--- INSTRUCTIONS TO FOLLOW ---
Every line with "icon" in it should be copied from the data.

__________

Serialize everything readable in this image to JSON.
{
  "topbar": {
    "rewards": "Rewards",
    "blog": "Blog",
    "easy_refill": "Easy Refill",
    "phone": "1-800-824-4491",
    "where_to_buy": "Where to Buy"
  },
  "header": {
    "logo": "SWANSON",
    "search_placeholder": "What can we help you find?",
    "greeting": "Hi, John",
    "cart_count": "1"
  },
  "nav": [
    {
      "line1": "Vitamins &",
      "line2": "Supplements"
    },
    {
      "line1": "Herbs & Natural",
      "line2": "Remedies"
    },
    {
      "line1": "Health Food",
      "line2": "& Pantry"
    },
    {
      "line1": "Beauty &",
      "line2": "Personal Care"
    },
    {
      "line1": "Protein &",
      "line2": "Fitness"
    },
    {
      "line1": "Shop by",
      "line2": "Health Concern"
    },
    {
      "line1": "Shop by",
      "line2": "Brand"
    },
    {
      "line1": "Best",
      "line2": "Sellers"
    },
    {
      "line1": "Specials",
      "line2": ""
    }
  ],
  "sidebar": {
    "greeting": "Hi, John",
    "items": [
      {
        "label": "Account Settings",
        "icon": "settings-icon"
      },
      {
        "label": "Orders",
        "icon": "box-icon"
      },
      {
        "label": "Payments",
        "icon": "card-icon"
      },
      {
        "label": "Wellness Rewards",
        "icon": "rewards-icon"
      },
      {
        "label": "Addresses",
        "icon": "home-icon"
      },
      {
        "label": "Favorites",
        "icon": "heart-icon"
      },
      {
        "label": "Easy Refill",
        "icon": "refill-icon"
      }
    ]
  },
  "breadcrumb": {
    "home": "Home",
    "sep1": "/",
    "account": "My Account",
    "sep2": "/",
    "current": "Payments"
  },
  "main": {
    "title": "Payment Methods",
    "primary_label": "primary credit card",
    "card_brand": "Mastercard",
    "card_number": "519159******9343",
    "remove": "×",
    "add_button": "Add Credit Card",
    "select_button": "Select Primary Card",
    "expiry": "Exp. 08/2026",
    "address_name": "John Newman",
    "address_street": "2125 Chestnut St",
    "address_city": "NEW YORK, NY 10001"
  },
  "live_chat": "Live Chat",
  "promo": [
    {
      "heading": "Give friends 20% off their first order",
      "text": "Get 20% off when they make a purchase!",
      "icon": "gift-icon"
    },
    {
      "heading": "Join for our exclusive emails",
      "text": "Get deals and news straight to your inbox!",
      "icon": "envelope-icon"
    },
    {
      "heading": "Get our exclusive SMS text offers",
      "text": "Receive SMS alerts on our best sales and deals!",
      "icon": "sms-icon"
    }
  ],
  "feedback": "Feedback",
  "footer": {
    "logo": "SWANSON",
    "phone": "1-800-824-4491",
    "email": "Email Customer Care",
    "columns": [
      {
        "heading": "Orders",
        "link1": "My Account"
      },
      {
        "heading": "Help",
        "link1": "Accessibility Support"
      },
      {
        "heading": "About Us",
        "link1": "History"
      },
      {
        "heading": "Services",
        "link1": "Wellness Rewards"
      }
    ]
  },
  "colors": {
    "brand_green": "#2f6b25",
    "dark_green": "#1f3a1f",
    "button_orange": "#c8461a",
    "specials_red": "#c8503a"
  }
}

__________

--- RESPONSE FOR THIS EXERCISE ---
        "icon": "settings-icon"
        "icon": "box-icon"
        "icon": "card-icon"
        "icon": "rewards-icon"
        "icon": "home-icon"
        "icon": "heart-icon"
        "icon": "refill-icon"
      "icon": "gift-icon"
      "icon": "envelope-icon"
      "icon": "sms-icon"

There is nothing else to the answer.